A significant feature of the Budget for FY2023-24 presented last week is its support to the Railways, for which it has set aside nearly a quarter of its total capex outlay (excluding grants for capital expenditure to States) of ₹10 lakh crore. The Budgetary support amounts to ₹2.4 lakh crore, with the rest of the Railways’ capex thrust largely met by borrowings (just ₹17,000 crore, against ₹81,700 crore in FY23, a marked structural shift in the Railways’ finances) and internal resources (₹3,000 crore). This allocation is meant to increase the modal share of the Railways in goods and passenger traffic on grounds of energy efficiency. The Ministry of Railways has pointed out that railways are six times more energy efficient compared to road.

The goal is to raise the share of rail freight traffic from the current level of 27 per cent (road transport is at 64 per cent) to 45 per cent by 2030. The capex will be used to beef up rolling stock in particular, for which the outlay has more than doubled from ₹15,157 crore in FY23 (revised estimates) to ₹37,581 crore in FY24. A substantial part of this outlay is expected to go towards making 400 Vande Bharat trains over two or three years, each train being developed at a cost of over ₹100 crore. The other major outlays are towards track doubling (₹30,749 crore, up 27.6 per cent over RE of FY23), leased assets (₹22,229 crore in FY24, up 17.6 per cent over RE of FY23) and track renewal (₹17,297 crore, up 12.4 per cent over RE of last year). However, relative to rolling stock expansion, outlays for track renewal have not been substantially raised, whereas the new high speed trains require a large investment towards this end.

Freight earnings (₹1.65 lakh crore in RE FY23) are expected to rise by just under 10 per cent in FY24. Freight earnings are 2.5 times the passenger earnings; it is possible to improve on both counts. Besides, it is crucial to raise the share of containerised freight earnings from 7 per cent of the total freight earnings (the latter being ₹1.8 lakh crore) to make multi-modal freight movement a reality. The share of coal in freight earnings, at about 50 per cent in FY23 as in earlier years, remains a concern. It has shored up rail earnings owing to higher volumes. High-value, high rated commodities such as steel, POL and cement should account for more in volume terms. The Railways must adapt to become a transporter of FMCG, automobiles and other high value products, for which last-mile connect is important. On the passenger side, upper class travel should remain competitive vis-a-vis air and road travel.

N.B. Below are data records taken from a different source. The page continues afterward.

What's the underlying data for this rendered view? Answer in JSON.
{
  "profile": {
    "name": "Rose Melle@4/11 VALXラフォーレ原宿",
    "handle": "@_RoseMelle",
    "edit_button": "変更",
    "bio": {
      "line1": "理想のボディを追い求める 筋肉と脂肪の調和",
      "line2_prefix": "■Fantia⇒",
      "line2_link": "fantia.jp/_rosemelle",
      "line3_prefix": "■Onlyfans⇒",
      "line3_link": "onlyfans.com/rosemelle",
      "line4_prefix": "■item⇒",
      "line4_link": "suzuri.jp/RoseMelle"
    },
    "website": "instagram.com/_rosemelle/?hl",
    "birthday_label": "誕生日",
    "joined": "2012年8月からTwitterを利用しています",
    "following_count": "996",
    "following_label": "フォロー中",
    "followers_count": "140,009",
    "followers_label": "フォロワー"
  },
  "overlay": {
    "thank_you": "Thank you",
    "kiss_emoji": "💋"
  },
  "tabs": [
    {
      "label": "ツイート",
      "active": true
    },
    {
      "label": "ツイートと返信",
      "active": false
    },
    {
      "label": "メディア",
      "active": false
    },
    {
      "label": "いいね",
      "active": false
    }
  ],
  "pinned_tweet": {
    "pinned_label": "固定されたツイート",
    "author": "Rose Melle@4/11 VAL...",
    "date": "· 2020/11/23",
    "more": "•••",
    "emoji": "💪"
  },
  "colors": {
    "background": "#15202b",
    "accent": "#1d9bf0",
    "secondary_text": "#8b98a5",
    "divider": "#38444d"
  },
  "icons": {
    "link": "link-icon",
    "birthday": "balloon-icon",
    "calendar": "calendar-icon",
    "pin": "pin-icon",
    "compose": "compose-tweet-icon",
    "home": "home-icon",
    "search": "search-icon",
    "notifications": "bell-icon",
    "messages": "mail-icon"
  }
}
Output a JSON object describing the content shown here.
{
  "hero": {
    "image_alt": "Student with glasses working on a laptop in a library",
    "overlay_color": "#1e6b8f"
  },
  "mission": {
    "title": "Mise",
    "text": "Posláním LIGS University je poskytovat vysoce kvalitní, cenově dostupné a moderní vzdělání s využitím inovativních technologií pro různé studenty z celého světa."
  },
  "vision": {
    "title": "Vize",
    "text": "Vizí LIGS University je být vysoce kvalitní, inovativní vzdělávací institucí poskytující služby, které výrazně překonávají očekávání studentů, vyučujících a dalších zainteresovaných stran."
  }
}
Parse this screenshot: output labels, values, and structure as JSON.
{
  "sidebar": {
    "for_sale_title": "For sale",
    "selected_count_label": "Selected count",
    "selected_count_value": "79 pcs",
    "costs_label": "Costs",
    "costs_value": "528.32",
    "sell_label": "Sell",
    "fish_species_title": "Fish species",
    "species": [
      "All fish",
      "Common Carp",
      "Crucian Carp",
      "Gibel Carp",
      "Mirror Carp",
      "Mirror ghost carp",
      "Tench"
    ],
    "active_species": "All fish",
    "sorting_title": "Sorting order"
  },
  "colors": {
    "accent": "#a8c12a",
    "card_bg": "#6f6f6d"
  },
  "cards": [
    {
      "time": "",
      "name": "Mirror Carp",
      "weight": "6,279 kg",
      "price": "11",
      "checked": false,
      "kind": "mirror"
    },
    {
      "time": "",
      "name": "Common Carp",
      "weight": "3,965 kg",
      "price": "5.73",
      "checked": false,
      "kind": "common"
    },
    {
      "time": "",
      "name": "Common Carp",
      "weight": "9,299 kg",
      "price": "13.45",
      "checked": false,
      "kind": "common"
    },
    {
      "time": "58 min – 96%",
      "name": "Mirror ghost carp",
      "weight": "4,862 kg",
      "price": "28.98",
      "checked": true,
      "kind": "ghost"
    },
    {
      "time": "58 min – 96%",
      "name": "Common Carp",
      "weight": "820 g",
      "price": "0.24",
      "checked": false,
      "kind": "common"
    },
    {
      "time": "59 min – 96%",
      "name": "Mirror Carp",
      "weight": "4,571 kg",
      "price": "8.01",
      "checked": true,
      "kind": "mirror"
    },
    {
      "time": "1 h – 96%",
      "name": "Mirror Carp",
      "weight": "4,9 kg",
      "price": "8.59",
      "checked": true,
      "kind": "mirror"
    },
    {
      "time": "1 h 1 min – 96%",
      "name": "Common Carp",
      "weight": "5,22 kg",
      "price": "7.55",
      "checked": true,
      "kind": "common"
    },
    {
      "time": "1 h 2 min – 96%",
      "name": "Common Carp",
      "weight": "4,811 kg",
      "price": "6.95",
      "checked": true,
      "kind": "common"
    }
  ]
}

Overall, the operating ratio (operating revenues to expenses) of 98.45 per cent (both at above ₹2.6 lakh) does not look flattering, but there is scope to raise both traffic and freight revenues, despite pensions at over 25 per cent of the total operating expenses.